* [Data provided]
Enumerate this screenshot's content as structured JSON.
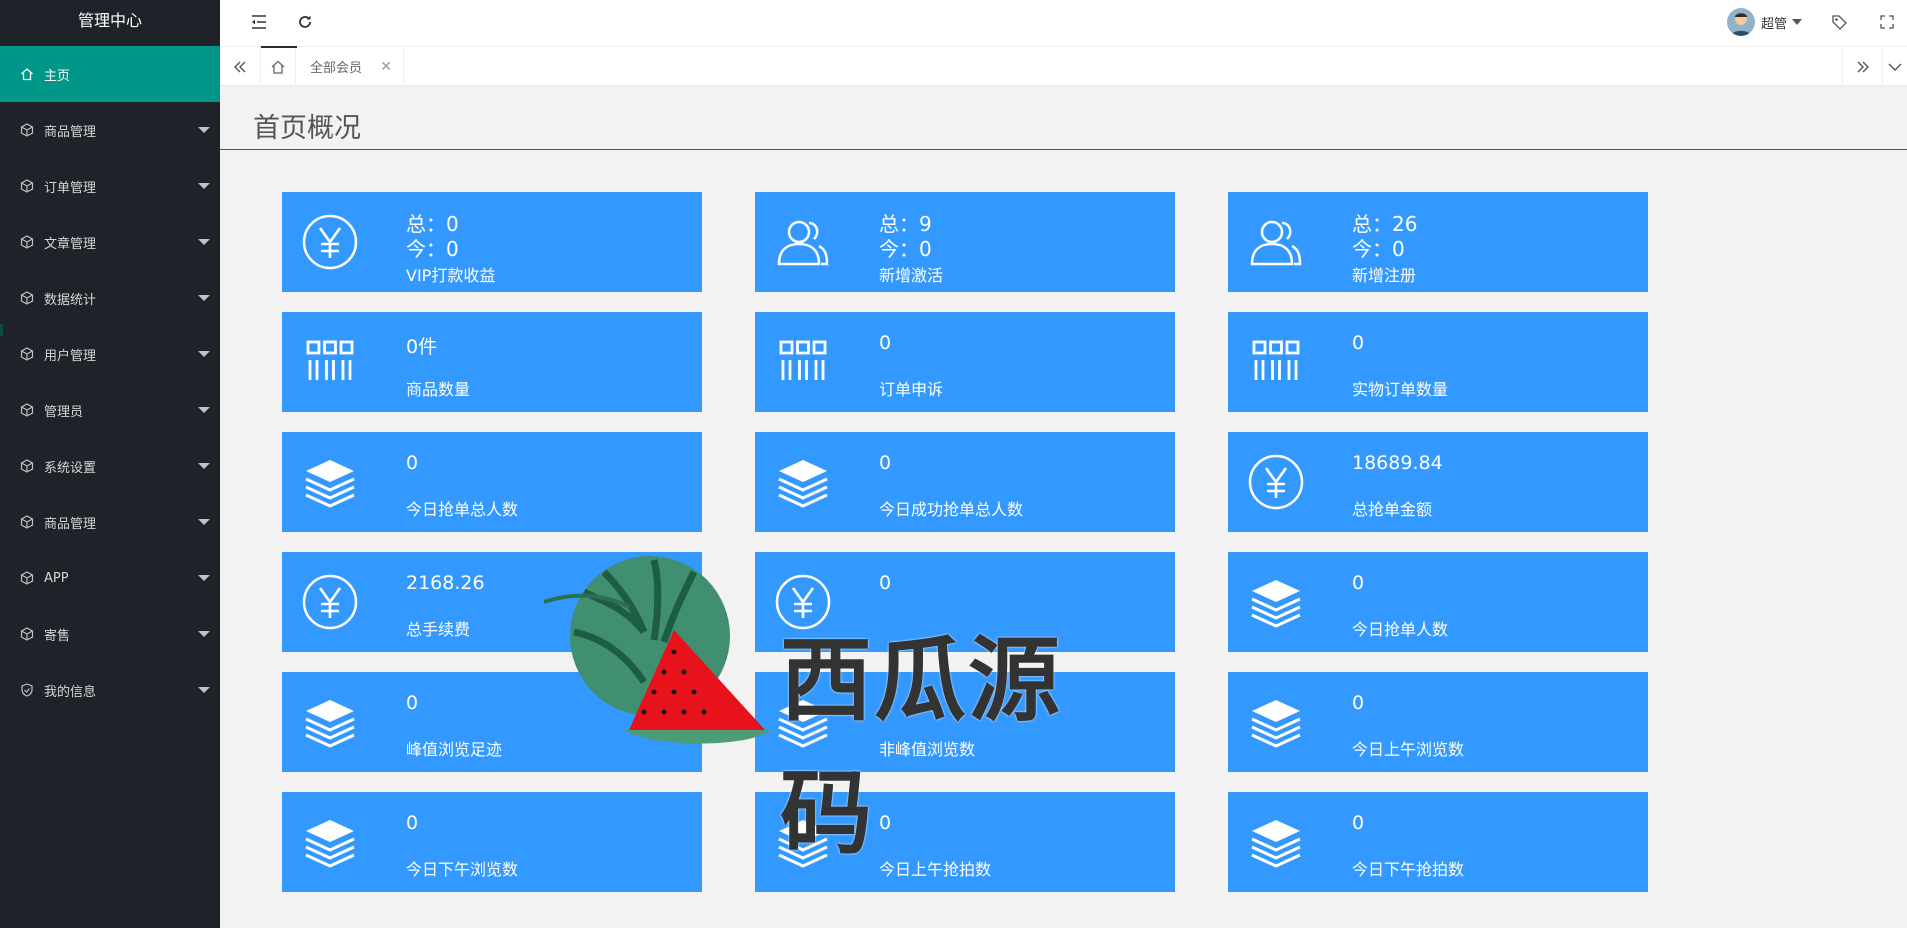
{
  "sidebar": {
    "logo": "管理中心",
    "items": [
      {
        "label": "主页",
        "icon": "home-icon",
        "active": true
      },
      {
        "label": "商品管理",
        "icon": "cube-icon"
      },
      {
        "label": "订单管理",
        "icon": "cube-icon"
      },
      {
        "label": "文章管理",
        "icon": "cube-icon"
      },
      {
        "label": "数据统计",
        "icon": "cube-icon"
      },
      {
        "label": "用户管理",
        "icon": "cube-icon"
      },
      {
        "label": "管理员",
        "icon": "cube-icon"
      },
      {
        "label": "系统设置",
        "icon": "cube-icon"
      },
      {
        "label": "商品管理",
        "icon": "cube-icon"
      },
      {
        "label": "APP",
        "icon": "cube-icon"
      },
      {
        "label": "寄售",
        "icon": "cube-icon"
      },
      {
        "label": "我的信息",
        "icon": "shield-check-icon"
      }
    ]
  },
  "topbar": {
    "user_name": "超管"
  },
  "tabs": {
    "open": [
      {
        "label": "全部会员"
      }
    ]
  },
  "page": {
    "title": "首页概况"
  },
  "cards": [
    {
      "icon": "yen-icon",
      "total": "总：0",
      "today": "今：0",
      "label": "VIP打款收益"
    },
    {
      "icon": "users-icon",
      "total": "总：9",
      "today": "今：0",
      "label": "新增激活"
    },
    {
      "icon": "users-icon",
      "total": "总：26",
      "today": "今：0",
      "label": "新增注册"
    },
    {
      "icon": "grid-icon",
      "value": "0件",
      "label": "商品数量"
    },
    {
      "icon": "grid-icon",
      "value": "0",
      "label": "订单申诉"
    },
    {
      "icon": "grid-icon",
      "value": "0",
      "label": "实物订单数量"
    },
    {
      "icon": "layers-icon",
      "value": "0",
      "label": "今日抢单总人数"
    },
    {
      "icon": "layers-icon",
      "value": "0",
      "label": "今日成功抢单总人数"
    },
    {
      "icon": "yen-icon",
      "value": "18689.84",
      "label": "总抢单金额"
    },
    {
      "icon": "yen-icon",
      "value": "2168.26",
      "label": "总手续费"
    },
    {
      "icon": "yen-icon",
      "value": "0",
      "label": ""
    },
    {
      "icon": "layers-icon",
      "value": "0",
      "label": "今日抢单人数"
    },
    {
      "icon": "layers-icon",
      "value": "0",
      "label": "峰值浏览足迹"
    },
    {
      "icon": "layers-icon",
      "value": "",
      "label": "非峰值浏览数"
    },
    {
      "icon": "layers-icon",
      "value": "0",
      "label": "今日上午浏览数"
    },
    {
      "icon": "layers-icon",
      "value": "0",
      "label": "今日下午浏览数"
    },
    {
      "icon": "layers-icon",
      "value": "0",
      "label": "今日上午抢拍数"
    },
    {
      "icon": "layers-icon",
      "value": "0",
      "label": "今日下午抢拍数"
    }
  ],
  "watermark": {
    "text": "西瓜源码"
  },
  "colors": {
    "sidebar_bg": "#20222a",
    "active": "#009688",
    "card": "#3399ff"
  }
}
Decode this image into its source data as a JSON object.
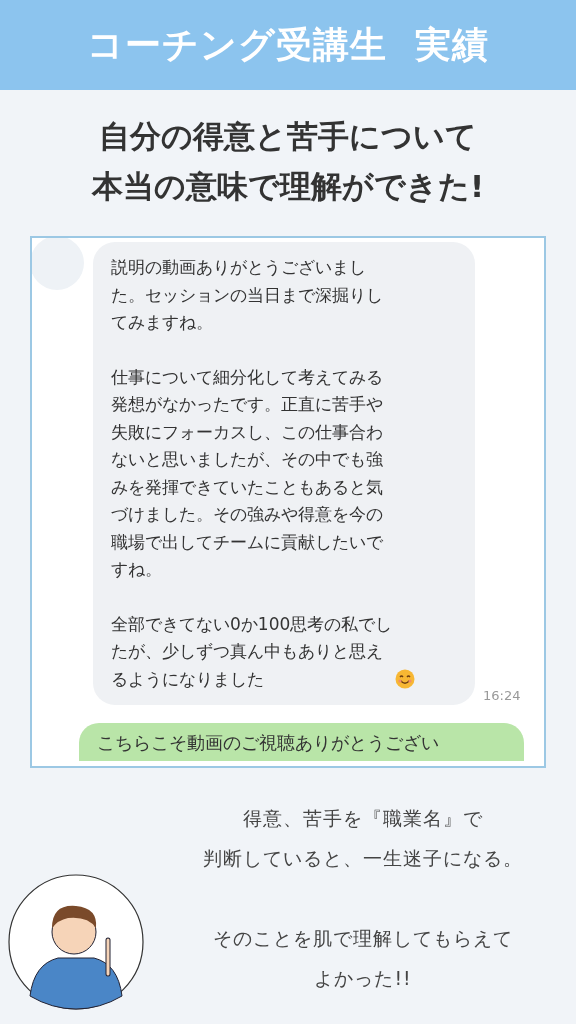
{
  "header": {
    "title": "コーチング受講生  実績"
  },
  "headline": [
    "自分の得意と苦手について",
    "本当の意味で理解ができた!"
  ],
  "chat": {
    "received": {
      "paragraphs": [
        "説明の動画ありがとうございました。セッションの当日まで深掘りしてみますね。",
        "仕事について細分化して考えてみる発想がなかったです。正直に苦手や失敗にフォーカスし、この仕事合わないと思いましたが、その中でも強みを発揮できていたこともあると気づけました。その強みや得意を今の職場で出してチームに貢献したいですね。",
        "全部できてない0か100思考の私でしたが、少しずつ真ん中もありと思えるようになりました"
      ],
      "time": "16:24"
    },
    "sent": {
      "text": "こちらこそ動画のご視聴ありがとうござい"
    }
  },
  "comment": [
    [
      "得意、苦手を『職業名』で",
      "判断していると、一生迷子になる。"
    ],
    [
      "そのことを肌で理解してもらえて",
      "よかった!!"
    ]
  ]
}
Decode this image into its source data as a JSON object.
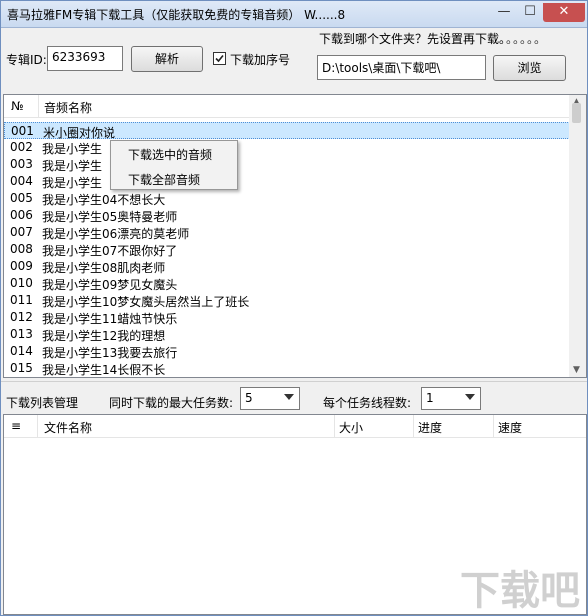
{
  "window": {
    "title": "喜马拉雅FM专辑下载工具（仅能获取免费的专辑音频）  W......8",
    "minimize": "—",
    "maximize": "☐",
    "close": "✕"
  },
  "toolbar": {
    "album_id_label": "专辑ID:",
    "album_id_value": "6233693",
    "parse_button": "解析",
    "download_seq_label": "下载加序号",
    "download_seq_checked": true,
    "folder_prompt": "下载到哪个文件夹？先设置再下载。",
    "loading_dots": "。。。。。",
    "folder_path": "D:\\tools\\桌面\\下载吧\\",
    "browse_button": "浏览"
  },
  "track_list": {
    "col_no": "№",
    "col_name": "音频名称",
    "rows": [
      {
        "no": "001",
        "name": "米小圈对你说"
      },
      {
        "no": "002",
        "name": "我是小学生01..."
      },
      {
        "no": "003",
        "name": "我是小学生02..."
      },
      {
        "no": "004",
        "name": "我是小学生03..."
      },
      {
        "no": "005",
        "name": "我是小学生04不想长大"
      },
      {
        "no": "006",
        "name": "我是小学生05奥特曼老师"
      },
      {
        "no": "007",
        "name": "我是小学生06漂亮的莫老师"
      },
      {
        "no": "008",
        "name": "我是小学生07不跟你好了"
      },
      {
        "no": "009",
        "name": "我是小学生08肌肉老师"
      },
      {
        "no": "010",
        "name": "我是小学生09梦见女魔头"
      },
      {
        "no": "011",
        "name": "我是小学生10梦女魔头居然当上了班长"
      },
      {
        "no": "012",
        "name": "我是小学生11蜡烛节快乐"
      },
      {
        "no": "013",
        "name": "我是小学生12我的理想"
      },
      {
        "no": "014",
        "name": "我是小学生13我要去旅行"
      },
      {
        "no": "015",
        "name": "我是小学生14长假不长"
      }
    ],
    "visible_rows": [
      {
        "no": "001",
        "name": "米小圈对你说"
      },
      {
        "no": "002",
        "name": "我是小学生"
      },
      {
        "no": "003",
        "name": "我是小学生"
      },
      {
        "no": "004",
        "name": "我是小学生"
      },
      {
        "no": "005",
        "name": "我是小学生04不想长大"
      },
      {
        "no": "006",
        "name": "我是小学生05奥特曼老师"
      },
      {
        "no": "007",
        "name": "我是小学生06漂亮的莫老师"
      },
      {
        "no": "008",
        "name": "我是小学生07不跟你好了"
      },
      {
        "no": "009",
        "name": "我是小学生08肌肉老师"
      },
      {
        "no": "010",
        "name": "我是小学生09梦见女魔头"
      },
      {
        "no": "011",
        "name": "我是小学生10梦女魔头居然当上了班长"
      },
      {
        "no": "012",
        "name": "我是小学生11蜡烛节快乐"
      },
      {
        "no": "013",
        "name": "我是小学生12我的理想"
      },
      {
        "no": "014",
        "name": "我是小学生13我要去旅行"
      },
      {
        "no": "015",
        "name": "我是小学生14长假不长"
      }
    ],
    "selected_index": 0
  },
  "context_menu": {
    "download_selected": "下载选中的音频",
    "download_all": "下载全部音频"
  },
  "download_manager": {
    "title": "下载列表管理",
    "max_tasks_label": "同时下载的最大任务数:",
    "max_tasks_value": "5",
    "threads_label": "每个任务线程数:",
    "threads_value": "1",
    "col_icon": "≡",
    "col_filename": "文件名称",
    "col_size": "大小",
    "col_progress": "进度",
    "col_speed": "速度"
  },
  "watermark": "下载吧"
}
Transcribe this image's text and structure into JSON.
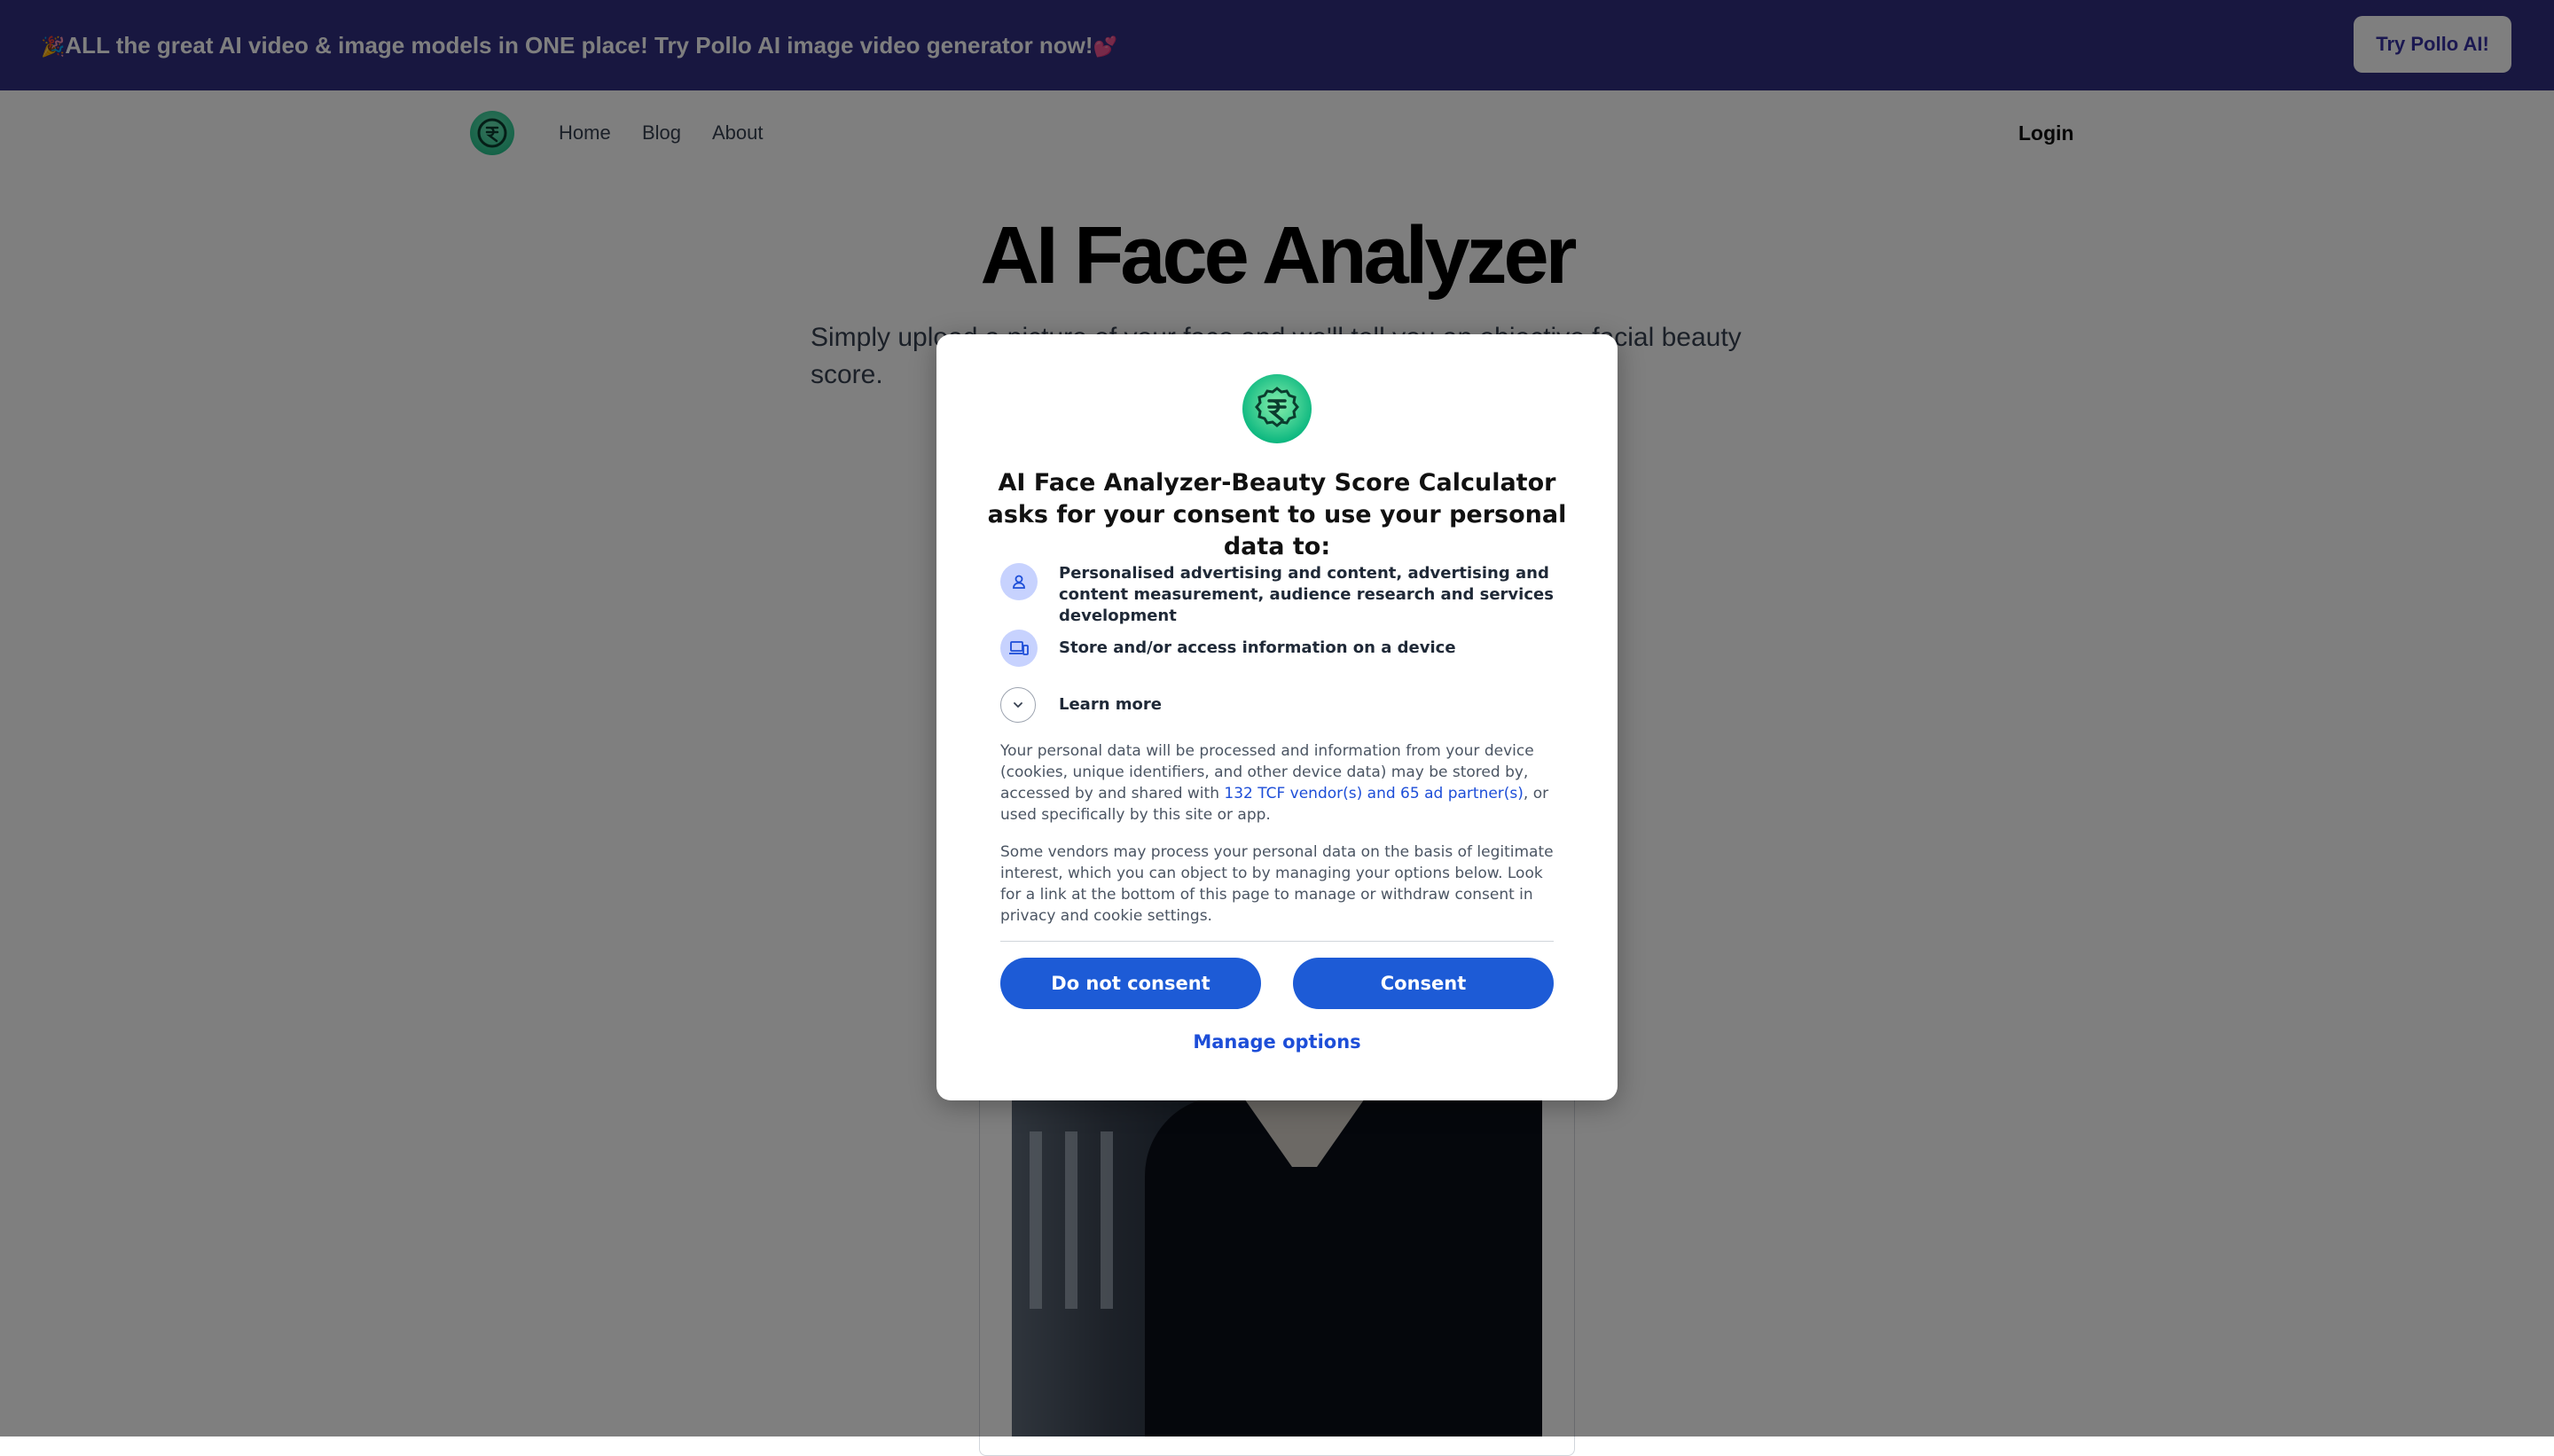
{
  "banner": {
    "emoji_left": "🎉",
    "text": "ALL the great AI video & image models in ONE place! Try Pollo AI image video generator now!",
    "emoji_right": "💕",
    "button_label": "Try Pollo AI!"
  },
  "nav": {
    "logo_icon": "currency-coin-logo",
    "links": [
      "Home",
      "Blog",
      "About"
    ],
    "login_label": "Login"
  },
  "hero": {
    "title": "AI Face Analyzer",
    "subtitle": "Simply upload a picture of your face and we'll tell you an objective facial beauty score."
  },
  "consent": {
    "title": "AI Face Analyzer-Beauty Score Calculator asks for your consent to use your personal data to:",
    "purposes": [
      {
        "icon": "person-icon",
        "text": "Personalised advertising and content, advertising and content measurement, audience research and services development"
      },
      {
        "icon": "devices-icon",
        "text": "Store and/or access information on a device"
      }
    ],
    "learn_more_label": "Learn more",
    "paragraph1_before": "Your personal data will be processed and information from your device (cookies, unique identifiers, and other device data) may be stored by, accessed by and shared with ",
    "paragraph1_link": "132 TCF vendor(s) and 65 ad partner(s)",
    "paragraph1_after": ", or used specifically by this site or app.",
    "paragraph2": "Some vendors may process your personal data on the basis of legitimate interest, which you can object to by managing your options below. Look for a link at the bottom of this page to manage or withdraw consent in privacy and cookie settings.",
    "do_not_consent_label": "Do not consent",
    "consent_label": "Consent",
    "manage_label": "Manage options"
  },
  "colors": {
    "banner_bg": "#312e81",
    "accent_blue": "#1d5bd6",
    "logo_green": "#10b981"
  }
}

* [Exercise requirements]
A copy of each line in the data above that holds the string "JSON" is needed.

* [Result]
Enumerate this screenshot's content as structured JSON.
Decode this image into its source data as a JSON object.
Decode this image into its source data as a JSON object.
Transcribe this image's text and structure into JSON.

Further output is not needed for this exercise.